Mitzvah 411) That a witness should not judge a case involving a possible death penalty in which he himself testified
“And one witness should not call out against a soul to die!” (Bamidbar 35:30)
It is a negative commandment that when a man testifies in a case which involves a possible death penalty, he must say no more than his own testimony, even if he is an understanding and wise man, as a witness may not become a judge in life and death cases, as it says “And one witness should not call out against a soul to die!”. The reason for this is that it looks like he is not impartial in his testimony.
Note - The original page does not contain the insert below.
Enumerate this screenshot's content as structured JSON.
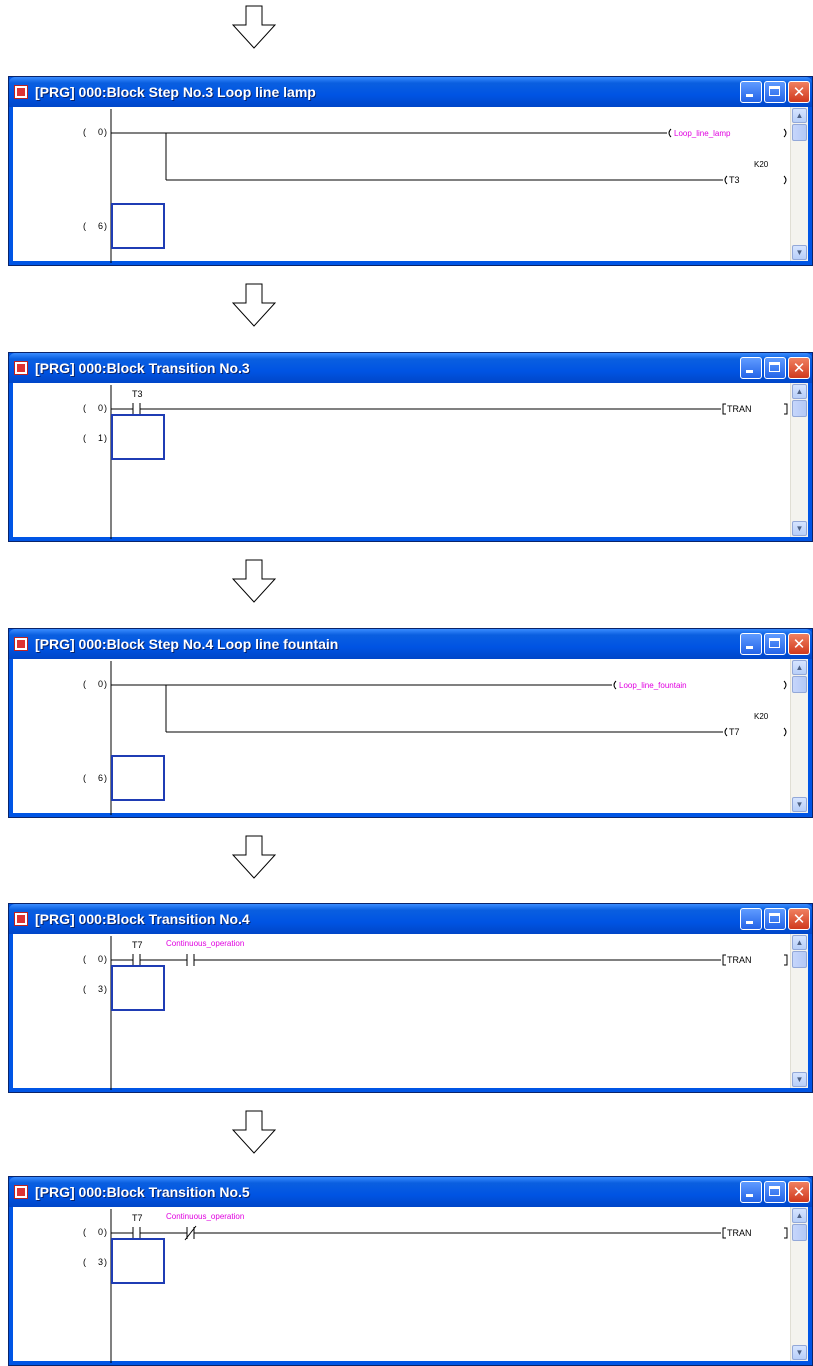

This law only applies to cases involving a possible death sentence in which he may not call out for prosecution or defense.
Amongst the roots of this commandment are that cases involving death are very difficult and need very careful attention to detail, and the judges have been commanded to find any way possible to save the accused (not G-d forbid that they should pervert the course of justice, but that they should endeavor to find a legitimate reason to pardon him), and we have therefore been commanded not to allow the witnesses to be involved in the judgment as maybe since they saw the act themselves they will be unable to try and pardon him as they will want to find him guilty.
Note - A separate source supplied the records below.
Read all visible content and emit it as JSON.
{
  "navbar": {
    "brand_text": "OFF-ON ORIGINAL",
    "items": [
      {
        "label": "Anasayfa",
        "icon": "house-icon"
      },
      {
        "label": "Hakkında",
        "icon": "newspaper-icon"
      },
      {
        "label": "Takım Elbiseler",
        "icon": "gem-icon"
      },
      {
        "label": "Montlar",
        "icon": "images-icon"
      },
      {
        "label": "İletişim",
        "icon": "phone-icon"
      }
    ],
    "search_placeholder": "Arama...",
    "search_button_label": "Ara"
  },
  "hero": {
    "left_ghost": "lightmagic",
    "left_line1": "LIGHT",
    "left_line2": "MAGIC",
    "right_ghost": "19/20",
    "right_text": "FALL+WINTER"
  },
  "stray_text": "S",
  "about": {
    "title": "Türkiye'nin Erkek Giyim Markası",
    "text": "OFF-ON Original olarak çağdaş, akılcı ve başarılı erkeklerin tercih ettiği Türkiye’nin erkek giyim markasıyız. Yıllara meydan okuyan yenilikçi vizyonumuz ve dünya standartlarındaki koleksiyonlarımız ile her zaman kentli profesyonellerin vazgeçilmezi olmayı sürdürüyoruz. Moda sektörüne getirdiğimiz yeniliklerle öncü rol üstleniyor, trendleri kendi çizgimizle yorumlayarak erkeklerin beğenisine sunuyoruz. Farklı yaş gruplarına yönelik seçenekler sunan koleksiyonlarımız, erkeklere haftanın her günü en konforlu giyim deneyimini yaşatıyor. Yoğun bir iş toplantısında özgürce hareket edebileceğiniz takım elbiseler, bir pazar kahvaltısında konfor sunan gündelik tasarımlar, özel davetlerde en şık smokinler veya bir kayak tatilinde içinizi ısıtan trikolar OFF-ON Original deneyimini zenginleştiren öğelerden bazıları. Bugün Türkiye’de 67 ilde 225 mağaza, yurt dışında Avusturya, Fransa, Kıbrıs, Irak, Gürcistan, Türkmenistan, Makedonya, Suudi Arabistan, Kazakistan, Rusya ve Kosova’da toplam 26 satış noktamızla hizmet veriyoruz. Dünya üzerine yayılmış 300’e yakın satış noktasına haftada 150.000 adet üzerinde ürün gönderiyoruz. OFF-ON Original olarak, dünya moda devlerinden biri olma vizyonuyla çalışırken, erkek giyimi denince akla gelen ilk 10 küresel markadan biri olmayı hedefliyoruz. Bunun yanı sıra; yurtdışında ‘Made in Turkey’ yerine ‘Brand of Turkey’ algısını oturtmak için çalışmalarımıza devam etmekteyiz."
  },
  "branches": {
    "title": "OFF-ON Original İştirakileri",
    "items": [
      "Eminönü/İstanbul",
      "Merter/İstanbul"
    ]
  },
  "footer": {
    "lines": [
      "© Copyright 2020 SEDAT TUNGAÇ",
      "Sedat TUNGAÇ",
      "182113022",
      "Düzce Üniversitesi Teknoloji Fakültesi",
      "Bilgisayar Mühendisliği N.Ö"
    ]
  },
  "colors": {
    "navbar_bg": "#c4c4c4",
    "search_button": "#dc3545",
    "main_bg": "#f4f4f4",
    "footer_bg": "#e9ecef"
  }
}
This commandment applies to men when the temple was standing and the great court was sitting in its fixed place in Yerushalayim, as only in these circumstances do we judge capital cases.